**YOUR GOAL**
Make an exact copy of every record that follows.

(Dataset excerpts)
***

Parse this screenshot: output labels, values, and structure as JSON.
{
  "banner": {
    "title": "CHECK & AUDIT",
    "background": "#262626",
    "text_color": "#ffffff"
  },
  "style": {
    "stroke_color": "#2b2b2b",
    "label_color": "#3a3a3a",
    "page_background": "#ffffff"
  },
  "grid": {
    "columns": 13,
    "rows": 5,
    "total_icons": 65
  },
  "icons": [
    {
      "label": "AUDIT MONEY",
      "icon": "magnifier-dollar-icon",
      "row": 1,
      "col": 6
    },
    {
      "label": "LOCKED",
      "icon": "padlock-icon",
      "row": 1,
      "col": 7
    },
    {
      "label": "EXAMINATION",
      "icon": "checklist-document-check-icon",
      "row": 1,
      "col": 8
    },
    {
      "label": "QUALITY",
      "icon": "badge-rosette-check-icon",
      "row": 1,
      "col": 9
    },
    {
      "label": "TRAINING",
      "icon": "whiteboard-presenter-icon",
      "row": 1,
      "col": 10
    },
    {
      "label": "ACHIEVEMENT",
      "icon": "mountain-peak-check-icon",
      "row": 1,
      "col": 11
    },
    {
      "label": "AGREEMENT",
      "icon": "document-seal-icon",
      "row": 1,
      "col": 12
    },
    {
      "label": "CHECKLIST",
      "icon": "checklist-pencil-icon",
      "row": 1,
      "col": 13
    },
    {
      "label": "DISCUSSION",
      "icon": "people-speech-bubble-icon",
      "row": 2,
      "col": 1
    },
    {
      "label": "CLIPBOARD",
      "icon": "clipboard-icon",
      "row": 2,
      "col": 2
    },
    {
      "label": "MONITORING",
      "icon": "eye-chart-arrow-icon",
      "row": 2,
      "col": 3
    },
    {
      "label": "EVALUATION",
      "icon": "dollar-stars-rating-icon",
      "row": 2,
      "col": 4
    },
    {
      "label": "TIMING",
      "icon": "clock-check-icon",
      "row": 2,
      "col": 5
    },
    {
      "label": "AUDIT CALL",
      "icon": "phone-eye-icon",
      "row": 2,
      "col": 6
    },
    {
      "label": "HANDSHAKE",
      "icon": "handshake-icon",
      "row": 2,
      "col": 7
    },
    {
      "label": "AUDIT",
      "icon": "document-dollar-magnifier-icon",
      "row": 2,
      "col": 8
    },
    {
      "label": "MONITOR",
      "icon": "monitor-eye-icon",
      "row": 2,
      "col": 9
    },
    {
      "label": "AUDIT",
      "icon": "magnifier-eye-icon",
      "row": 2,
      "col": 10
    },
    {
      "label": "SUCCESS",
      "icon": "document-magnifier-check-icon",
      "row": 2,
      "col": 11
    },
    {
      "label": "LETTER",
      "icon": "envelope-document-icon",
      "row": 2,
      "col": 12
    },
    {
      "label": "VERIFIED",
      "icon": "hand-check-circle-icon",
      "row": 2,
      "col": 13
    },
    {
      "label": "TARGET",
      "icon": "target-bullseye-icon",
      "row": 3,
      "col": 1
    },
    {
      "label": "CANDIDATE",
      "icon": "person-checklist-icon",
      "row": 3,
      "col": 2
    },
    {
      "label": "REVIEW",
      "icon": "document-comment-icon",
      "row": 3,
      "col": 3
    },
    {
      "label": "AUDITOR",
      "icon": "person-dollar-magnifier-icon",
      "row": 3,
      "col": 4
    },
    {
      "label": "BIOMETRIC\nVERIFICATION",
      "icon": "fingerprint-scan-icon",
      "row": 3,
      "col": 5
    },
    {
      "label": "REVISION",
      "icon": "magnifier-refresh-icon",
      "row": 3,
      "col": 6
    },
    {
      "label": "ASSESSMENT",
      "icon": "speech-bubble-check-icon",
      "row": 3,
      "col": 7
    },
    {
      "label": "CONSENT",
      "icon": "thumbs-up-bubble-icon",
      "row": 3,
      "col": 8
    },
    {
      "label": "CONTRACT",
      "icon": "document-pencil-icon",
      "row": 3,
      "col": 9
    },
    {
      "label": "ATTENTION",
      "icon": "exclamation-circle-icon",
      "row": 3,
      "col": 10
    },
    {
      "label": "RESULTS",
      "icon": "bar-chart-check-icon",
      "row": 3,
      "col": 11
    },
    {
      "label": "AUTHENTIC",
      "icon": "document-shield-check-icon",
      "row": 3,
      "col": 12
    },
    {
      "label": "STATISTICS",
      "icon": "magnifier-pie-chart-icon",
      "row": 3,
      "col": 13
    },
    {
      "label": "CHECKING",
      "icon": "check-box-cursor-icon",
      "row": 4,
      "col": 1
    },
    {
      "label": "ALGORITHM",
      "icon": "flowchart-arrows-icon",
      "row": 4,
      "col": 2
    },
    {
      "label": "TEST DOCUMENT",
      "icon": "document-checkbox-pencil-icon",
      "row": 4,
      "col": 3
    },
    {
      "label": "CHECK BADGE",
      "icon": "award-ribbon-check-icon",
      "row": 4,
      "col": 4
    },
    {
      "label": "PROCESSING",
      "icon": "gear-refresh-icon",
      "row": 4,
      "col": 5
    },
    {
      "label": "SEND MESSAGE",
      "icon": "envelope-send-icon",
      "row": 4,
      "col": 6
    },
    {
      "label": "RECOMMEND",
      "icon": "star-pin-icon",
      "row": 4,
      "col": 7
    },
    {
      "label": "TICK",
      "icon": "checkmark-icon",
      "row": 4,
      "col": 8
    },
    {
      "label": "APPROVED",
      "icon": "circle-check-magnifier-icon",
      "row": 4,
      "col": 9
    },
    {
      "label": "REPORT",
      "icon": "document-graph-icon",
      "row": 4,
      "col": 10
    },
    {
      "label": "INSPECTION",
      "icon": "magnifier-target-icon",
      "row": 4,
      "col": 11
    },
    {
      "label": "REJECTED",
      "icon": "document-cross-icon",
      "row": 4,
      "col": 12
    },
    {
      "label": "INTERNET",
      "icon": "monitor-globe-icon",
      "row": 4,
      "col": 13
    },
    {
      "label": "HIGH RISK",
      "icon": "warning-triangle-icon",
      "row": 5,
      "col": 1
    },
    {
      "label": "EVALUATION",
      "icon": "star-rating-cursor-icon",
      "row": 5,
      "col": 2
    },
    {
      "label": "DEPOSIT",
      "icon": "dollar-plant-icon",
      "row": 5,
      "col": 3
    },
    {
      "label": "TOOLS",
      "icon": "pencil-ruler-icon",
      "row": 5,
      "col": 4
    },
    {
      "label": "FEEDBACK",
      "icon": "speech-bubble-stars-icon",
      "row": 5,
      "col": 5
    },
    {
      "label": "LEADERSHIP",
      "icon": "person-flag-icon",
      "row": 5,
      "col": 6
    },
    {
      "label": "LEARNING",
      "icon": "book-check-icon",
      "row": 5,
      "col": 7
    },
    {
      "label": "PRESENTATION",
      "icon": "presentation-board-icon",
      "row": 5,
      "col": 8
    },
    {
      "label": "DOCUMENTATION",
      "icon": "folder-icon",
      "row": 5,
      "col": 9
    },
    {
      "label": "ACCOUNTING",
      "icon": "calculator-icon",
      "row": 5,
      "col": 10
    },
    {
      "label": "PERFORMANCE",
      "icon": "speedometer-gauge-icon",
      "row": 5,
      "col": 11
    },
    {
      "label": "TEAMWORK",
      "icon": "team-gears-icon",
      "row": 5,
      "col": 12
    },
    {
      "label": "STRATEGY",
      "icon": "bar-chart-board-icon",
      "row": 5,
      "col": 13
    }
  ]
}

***

**ANSWER SPACE**
Parse this screenshot: output labels, values, and structure as JSON.
{
  "banner": {
    "title": "CHECK & AUDIT",
    "background": "#262626",
    "text_color": "#ffffff"
  },
  "style": {
    "stroke_color": "#2b2b2b",
    "label_color": "#3a3a3a",
    "page_background": "#ffffff"
  },
  "grid": {
    "columns": 13,
    "rows": 5,
    "total_icons": 65
  },
  "icons": [
    {
      "label": "AUDIT MONEY",
      "icon": "magnifier-dollar-icon",
      "row": 1,
      "col": 6
    },
    {
      "label": "LOCKED",
      "icon": "padlock-icon",
      "row": 1,
      "col": 7
    },
    {
      "label": "EXAMINATION",
      "icon": "checklist-document-check-icon",
      "row": 1,
      "col": 8
    },
    {
      "label": "QUALITY",
      "icon": "badge-rosette-check-icon",
      "row": 1,
      "col": 9
    },
    {
      "label": "TRAINING",
      "icon": "whiteboard-presenter-icon",
      "row": 1,
      "col": 10
    },
    {
      "label": "ACHIEVEMENT",
      "icon": "mountain-peak-check-icon",
      "row": 1,
      "col": 11
    },
    {
      "label": "AGREEMENT",
      "icon": "document-seal-icon",
      "row": 1,
      "col": 12
    },
    {
      "label": "CHECKLIST",
      "icon": "checklist-pencil-icon",
      "row": 1,
      "col": 13
    },
    {
      "label": "DISCUSSION",
      "icon": "people-speech-bubble-icon",
      "row": 2,
      "col": 1
    },
    {
      "label": "CLIPBOARD",
      "icon": "clipboard-icon",
      "row": 2,
      "col": 2
    },
    {
      "label": "MONITORING",
      "icon": "eye-chart-arrow-icon",
      "row": 2,
      "col": 3
    },
    {
      "label": "EVALUATION",
      "icon": "dollar-stars-rating-icon",
      "row": 2,
      "col": 4
    },
    {
      "label": "TIMING",
      "icon": "clock-check-icon",
      "row": 2,
      "col": 5
    },
    {
      "label": "AUDIT CALL",
      "icon": "phone-eye-icon",
      "row": 2,
      "col": 6
    },
    {
      "label": "HANDSHAKE",
      "icon": "handshake-icon",
      "row": 2,
      "col": 7
    },
    {
      "label": "AUDIT",
      "icon": "document-dollar-magnifier-icon",
      "row": 2,
      "col": 8
    },
    {
      "label": "MONITOR",
      "icon": "monitor-eye-icon",
      "row": 2,
      "col": 9
    },
    {
      "label": "AUDIT",
      "icon": "magnifier-eye-icon",
      "row": 2,
      "col": 10
    },
    {
      "label": "SUCCESS",
      "icon": "document-magnifier-check-icon",
      "row": 2,
      "col": 11
    },
    {
      "label": "LETTER",
      "icon": "envelope-document-icon",
      "row": 2,
      "col": 12
    },
    {
      "label": "VERIFIED",
      "icon": "hand-check-circle-icon",
      "row": 2,
      "col": 13
    },
    {
      "label": "TARGET",
      "icon": "target-bullseye-icon",
      "row": 3,
      "col": 1
    },
    {
      "label": "CANDIDATE",
      "icon": "person-checklist-icon",
      "row": 3,
      "col": 2
    },
    {
      "label": "REVIEW",
      "icon": "document-comment-icon",
      "row": 3,
      "col": 3
    },
    {
      "label": "AUDITOR",
      "icon": "person-dollar-magnifier-icon",
      "row": 3,
      "col": 4
    },
    {
      "label": "BIOMETRIC\nVERIFICATION",
      "icon": "fingerprint-scan-icon",
      "row": 3,
      "col": 5
    },
    {
      "label": "REVISION",
      "icon": "magnifier-refresh-icon",
      "row": 3,
      "col": 6
    },
    {
      "label": "ASSESSMENT",
      "icon": "speech-bubble-check-icon",
      "row": 3,
      "col": 7
    },
    {
      "label": "CONSENT",
      "icon": "thumbs-up-bubble-icon",
      "row": 3,
      "col": 8
    },
    {
      "label": "CONTRACT",
      "icon": "document-pencil-icon",
      "row": 3,
      "col": 9
    },
    {
      "label": "ATTENTION",
      "icon": "exclamation-circle-icon",
      "row": 3,
      "col": 10
    },
    {
      "label": "RESULTS",
      "icon": "bar-chart-check-icon",
      "row": 3,
      "col": 11
    },
    {
      "label": "AUTHENTIC",
      "icon": "document-shield-check-icon",
      "row": 3,
      "col": 12
    },
    {
      "label": "STATISTICS",
      "icon": "magnifier-pie-chart-icon",
      "row": 3,
      "col": 13
    },
    {
      "label": "CHECKING",
      "icon": "check-box-cursor-icon",
      "row": 4,
      "col": 1
    },
    {
      "label": "ALGORITHM",
      "icon": "flowchart-arrows-icon",
      "row": 4,
      "col": 2
    },
    {
      "label": "TEST DOCUMENT",
      "icon": "document-checkbox-pencil-icon",
      "row": 4,
      "col": 3
    },
    {
      "label": "CHECK BADGE",
      "icon": "award-ribbon-check-icon",
      "row": 4,
      "col": 4
    },
    {
      "label": "PROCESSING",
      "icon": "gear-refresh-icon",
      "row": 4,
      "col": 5
    },
    {
      "label": "SEND MESSAGE",
      "icon": "envelope-send-icon",
      "row": 4,
      "col": 6
    },
    {
      "label": "RECOMMEND",
      "icon": "star-pin-icon",
      "row": 4,
      "col": 7
    },
    {
      "label": "TICK",
      "icon": "checkmark-icon",
      "row": 4,
      "col": 8
    },
    {
      "label": "APPROVED",
      "icon": "circle-check-magnifier-icon",
      "row": 4,
      "col": 9
    },
    {
      "label": "REPORT",
      "icon": "document-graph-icon",
      "row": 4,
      "col": 10
    },
    {
      "label": "INSPECTION",
      "icon": "magnifier-target-icon",
      "row": 4,
      "col": 11
    },
    {
      "label": "REJECTED",
      "icon": "document-cross-icon",
      "row": 4,
      "col": 12
    },
    {
      "label": "INTERNET",
      "icon": "monitor-globe-icon",
      "row": 4,
      "col": 13
    },
    {
      "label": "HIGH RISK",
      "icon": "warning-triangle-icon",
      "row": 5,
      "col": 1
    },
    {
      "label": "EVALUATION",
      "icon": "star-rating-cursor-icon",
      "row": 5,
      "col": 2
    },
    {
      "label": "DEPOSIT",
      "icon": "dollar-plant-icon",
      "row": 5,
      "col": 3
    },
    {
      "label": "TOOLS",
      "icon": "pencil-ruler-icon",
      "row": 5,
      "col": 4
    },
    {
      "label": "FEEDBACK",
      "icon": "speech-bubble-stars-icon",
      "row": 5,
      "col": 5
    },
    {
      "label": "LEADERSHIP",
      "icon": "person-flag-icon",
      "row": 5,
      "col": 6
    },
    {
      "label": "LEARNING",
      "icon": "book-check-icon",
      "row": 5,
      "col": 7
    },
    {
      "label": "PRESENTATION",
      "icon": "presentation-board-icon",
      "row": 5,
      "col": 8
    },
    {
      "label": "DOCUMENTATION",
      "icon": "folder-icon",
      "row": 5,
      "col": 9
    },
    {
      "label": "ACCOUNTING",
      "icon": "calculator-icon",
      "row": 5,
      "col": 10
    },
    {
      "label": "PERFORMANCE",
      "icon": "speedometer-gauge-icon",
      "row": 5,
      "col": 11
    },
    {
      "label": "TEAMWORK",
      "icon": "team-gears-icon",
      "row": 5,
      "col": 12
    },
    {
      "label": "STRATEGY",
      "icon": "bar-chart-board-icon",
      "row": 5,
      "col": 13
    }
  ]
}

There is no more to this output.